breaking plates cartoonBad moods happen sometimes. Maybe we’re down because we had a conflict with a loved one, got sick, made a mistake, had to face disappointment, etc. Or maybe we just had a day full of little, less-than-ideal moments. When these moods happen, it is important to process them (see Be Happier By Accepting Sadness), but it is also important to figure out ways to pick ourselves up and feel happy again. One way to do this is to find an effective outlet that allows us to release the bad feelings and welcome in good ones.

Everyone is different, so the best outlets may vary from person to person. The trick is figuring out exactly what will be most effective for us as individuals. It is also useful to find more than one method that works, so we have an arsenal of happy-making activities. This may require a bit of trial-and-error, but considering some basic qualities of good outlets is a place to start.

Good outlets tend to be related to things we already like.

Some people love exercise, some love art, some love cooking, some love video games, and the list goes on. Engaging in an enjoyable activity can help remind us of the parts of life we enjoy, and the good feelings we get from having fun may be able to crowd out some of the bad ones. If we can identify some things that consistently put a smile on our face, we can turn to them when times get tough.

Good outlets allow us to release the bad stuff.

This could mean pounding on a punching bag, venting to a friend, writing a poem, or drawing pictures of our problems and setting them on fire. Sometimes finding a way to symbolically let go of negative experiences and feelings can help us feel better. And if that alone doesn’t cure the bad mood, it still makes us more prepared to feel happy when we engage in other fun activities.

Good outlets do not damage us.

Frustration, anger, and sadness can sometimes lead us to destructive behaviors masked as outlets. For example, we may turn to working out (not inherently a bad outlet), but push ourselves way too hard. Or we may find comfort in food (also not inherently a bad outlet), but overindulge to the point that we damage our health.
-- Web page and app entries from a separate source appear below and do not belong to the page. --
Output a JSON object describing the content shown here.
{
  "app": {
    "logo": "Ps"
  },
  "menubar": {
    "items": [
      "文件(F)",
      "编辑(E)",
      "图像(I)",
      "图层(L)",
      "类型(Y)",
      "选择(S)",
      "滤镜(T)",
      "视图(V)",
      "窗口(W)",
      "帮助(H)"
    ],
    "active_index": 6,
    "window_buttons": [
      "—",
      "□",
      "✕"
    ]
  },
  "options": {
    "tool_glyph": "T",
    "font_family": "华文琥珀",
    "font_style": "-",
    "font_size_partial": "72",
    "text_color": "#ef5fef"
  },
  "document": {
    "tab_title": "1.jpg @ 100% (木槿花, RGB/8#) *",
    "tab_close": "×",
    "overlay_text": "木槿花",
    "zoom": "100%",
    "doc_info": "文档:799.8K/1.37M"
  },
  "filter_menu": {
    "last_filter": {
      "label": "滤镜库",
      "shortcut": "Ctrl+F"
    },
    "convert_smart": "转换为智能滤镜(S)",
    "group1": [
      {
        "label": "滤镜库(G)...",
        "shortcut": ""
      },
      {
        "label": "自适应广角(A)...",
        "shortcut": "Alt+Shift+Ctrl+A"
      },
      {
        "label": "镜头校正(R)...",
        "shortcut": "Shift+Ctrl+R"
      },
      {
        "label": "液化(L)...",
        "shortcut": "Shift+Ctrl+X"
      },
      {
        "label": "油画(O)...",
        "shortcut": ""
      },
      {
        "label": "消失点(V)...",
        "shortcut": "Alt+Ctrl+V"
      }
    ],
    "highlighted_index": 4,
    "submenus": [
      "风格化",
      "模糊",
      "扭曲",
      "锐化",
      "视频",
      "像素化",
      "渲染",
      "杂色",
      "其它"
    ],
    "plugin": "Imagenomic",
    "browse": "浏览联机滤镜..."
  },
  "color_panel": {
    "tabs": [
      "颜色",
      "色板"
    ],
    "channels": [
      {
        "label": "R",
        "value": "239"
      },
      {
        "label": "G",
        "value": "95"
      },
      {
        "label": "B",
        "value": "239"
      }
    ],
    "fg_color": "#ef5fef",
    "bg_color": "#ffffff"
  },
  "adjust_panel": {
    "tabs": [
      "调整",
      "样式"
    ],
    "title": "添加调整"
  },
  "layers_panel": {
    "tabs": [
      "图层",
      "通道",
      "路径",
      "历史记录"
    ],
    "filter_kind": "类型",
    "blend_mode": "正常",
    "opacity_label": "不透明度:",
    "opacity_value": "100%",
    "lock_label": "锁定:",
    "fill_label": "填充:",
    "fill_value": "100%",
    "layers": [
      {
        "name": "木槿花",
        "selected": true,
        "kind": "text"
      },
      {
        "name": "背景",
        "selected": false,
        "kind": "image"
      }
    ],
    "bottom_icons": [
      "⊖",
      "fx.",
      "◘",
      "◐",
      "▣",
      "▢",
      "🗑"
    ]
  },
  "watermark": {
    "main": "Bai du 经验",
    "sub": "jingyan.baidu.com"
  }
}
In order to determine whether we are partaking in an effective outlet or damaging ourselves, we need to consider our motivations and the results of our behavior. If we realize that we are motivated by a desire to punish ourselves or by an urge to give up (e.g. overeating because we have decided to give up on weight loss goals), it is likely that our actions will cause us harm. But even if we are motivated by a genuine desire to improve our mood, we should still monitor the effects of our actions to ensure we aren’t carrying a previously healthy outlet too far.

Good outlets do not damage others.

It really might improve our mood to chop off our little sister’s ponytail or knock all of someone else’s belongings off their shelves. But, ultimately these kinds of outlets are unethical and lead to greater sadness in the long term. Taking our bad moods out on other people can create a chain of bad moods if they start feeling unhappy, too. Not only that, it can damage relationships that might otherwise be a source of joy.

Identifying ways to improve a bad mood allows us to take our happiness into our own hands. While we will always have to face unhappiness from time to time, it is helpful to have some options for lessening our sadness and moving forward with life.